For those who already know the work, this is a recording that I can recommend wholeheartedly, as it offers a genuinely exciting alternative to the major "brand names" in the Baroque music world. There are very fine recordings by great conductors, with some stellar line-ups of soloists on offer (Herreweghe trumps almost everyone with his incredible array of singers), but this is a breath of fresh air. The Baltasar-Neumann-Ensemble is a relatively new group to join the fray, but it brings with it a director who made his name with some fascinating work on early operas, whose sense of drama and above all of pace sets him apart from his peers. Where Gardiner can at times seem mechanical and hurried, and Herreweghe over-indulgent (at least in his version of the Agnus Dei, no matter how wonderfully Andreas Scholl sings it), Hengelbrock allows slow movements to breathe naturally, but can inject real fire and pace when he needs it (witness the Et Resurrexit).
And this vision of the music is thrillingly brought to life by an outstanding choir and orchestra. Technically there is some breathtaking work on this recording (again to mention the basses on the Et Resurrexit, where in the tricky central passage they fly through the runs with real style, and yet never putting a foot wrong.) The phrasing is incisive and very musical, and the overall effect quite stunning.
Where this recording deliberately sets itself apart from its competitors is in its soloists. Whereas most other groups bring in big names to attract the customers, Hengelbrock makes use of his own singers to "step out" and deliver the various solo and duet arias. These are technically tough works, and while none of the singers has a voice quite as brilliant as a Scholl or Kooy, they give excellent and moving performances.

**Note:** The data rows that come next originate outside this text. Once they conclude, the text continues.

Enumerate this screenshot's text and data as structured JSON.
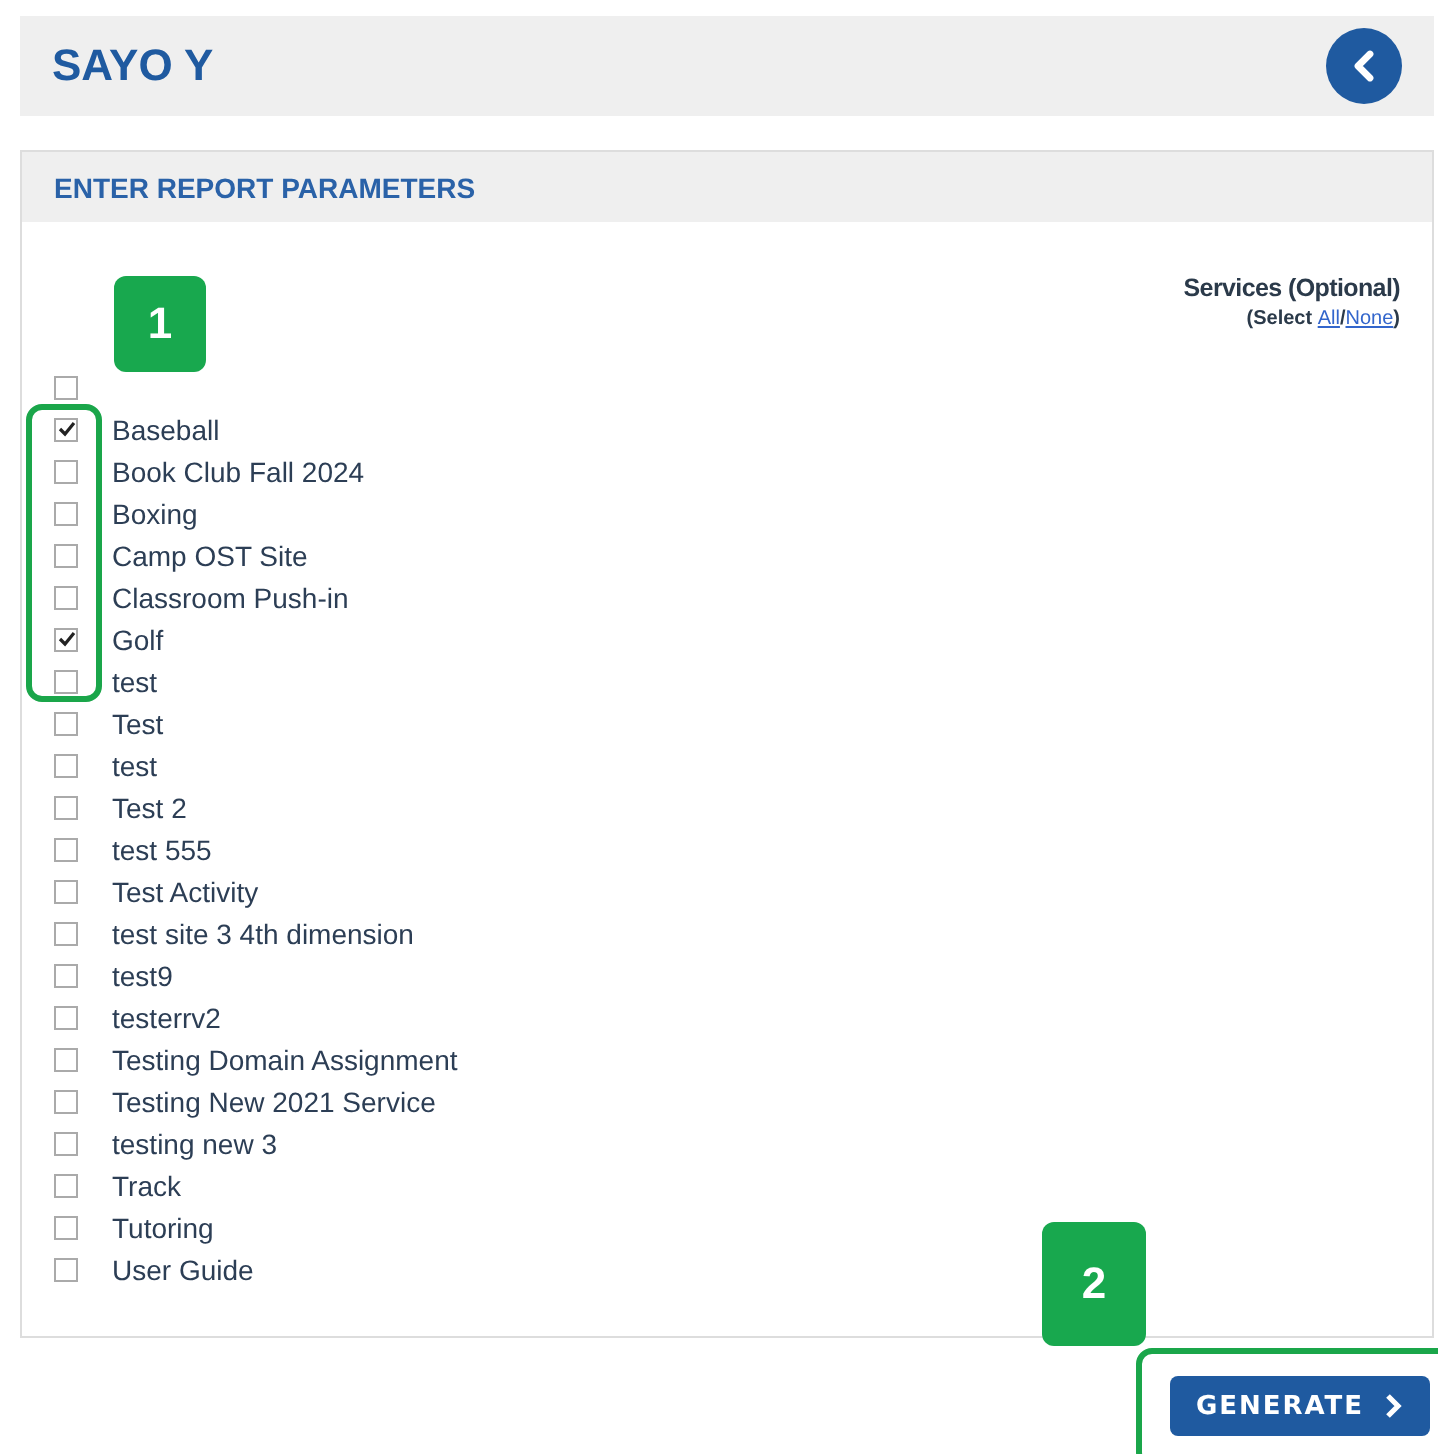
{
  "header": {
    "title": "SAYO Y"
  },
  "panel": {
    "title": "ENTER REPORT PARAMETERS"
  },
  "services": {
    "label": "Services (Optional)",
    "select_prefix": "(Select ",
    "select_all": "All",
    "separator": "/",
    "select_none": "None",
    "select_suffix": ")",
    "blank_checkbox": {
      "checked": false
    },
    "items": [
      {
        "label": "Baseball",
        "checked": true
      },
      {
        "label": "Book Club Fall 2024",
        "checked": false
      },
      {
        "label": "Boxing",
        "checked": false
      },
      {
        "label": "Camp OST Site",
        "checked": false
      },
      {
        "label": "Classroom Push-in",
        "checked": false
      },
      {
        "label": "Golf",
        "checked": true
      },
      {
        "label": "test",
        "checked": false
      },
      {
        "label": "Test",
        "checked": false
      },
      {
        "label": "test",
        "checked": false
      },
      {
        "label": "Test 2",
        "checked": false
      },
      {
        "label": "test 555",
        "checked": false
      },
      {
        "label": "Test Activity",
        "checked": false
      },
      {
        "label": "test site 3 4th dimension",
        "checked": false
      },
      {
        "label": "test9",
        "checked": false
      },
      {
        "label": "testerrv2",
        "checked": false
      },
      {
        "label": "Testing Domain Assignment",
        "checked": false
      },
      {
        "label": "Testing New 2021 Service",
        "checked": false
      },
      {
        "label": "testing new 3",
        "checked": false
      },
      {
        "label": "Track",
        "checked": false
      },
      {
        "label": "Tutoring",
        "checked": false
      },
      {
        "label": "User Guide",
        "checked": false
      }
    ]
  },
  "generate_button": {
    "label": "GENERATE"
  },
  "annotations": [
    {
      "label": "1"
    },
    {
      "label": "2"
    }
  ]
}
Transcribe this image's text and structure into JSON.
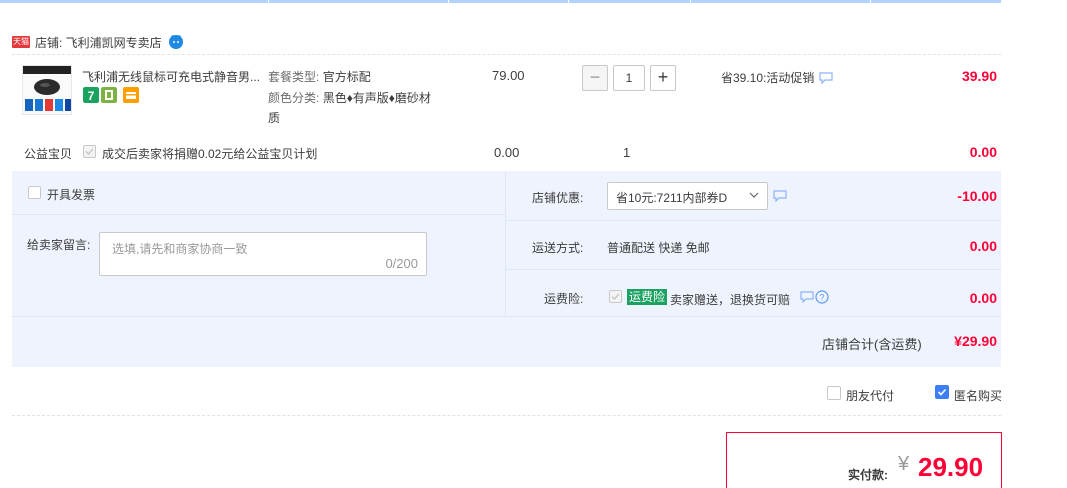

And I believe there is more value to be found here: because the same singers perform both chorus and solo items, the quality of sound is consistent throughout, so that the noise the sopranos make, for example, does not suddenly give way to a welter of full-throated opera for one number, and then switch back to a nice, polite chorus sound. For me this is a very pleasant revelation, and the variety of singers used adds real interest to listening for long periods.
This is a long review, and it has gone on for long enough. Buy this CD.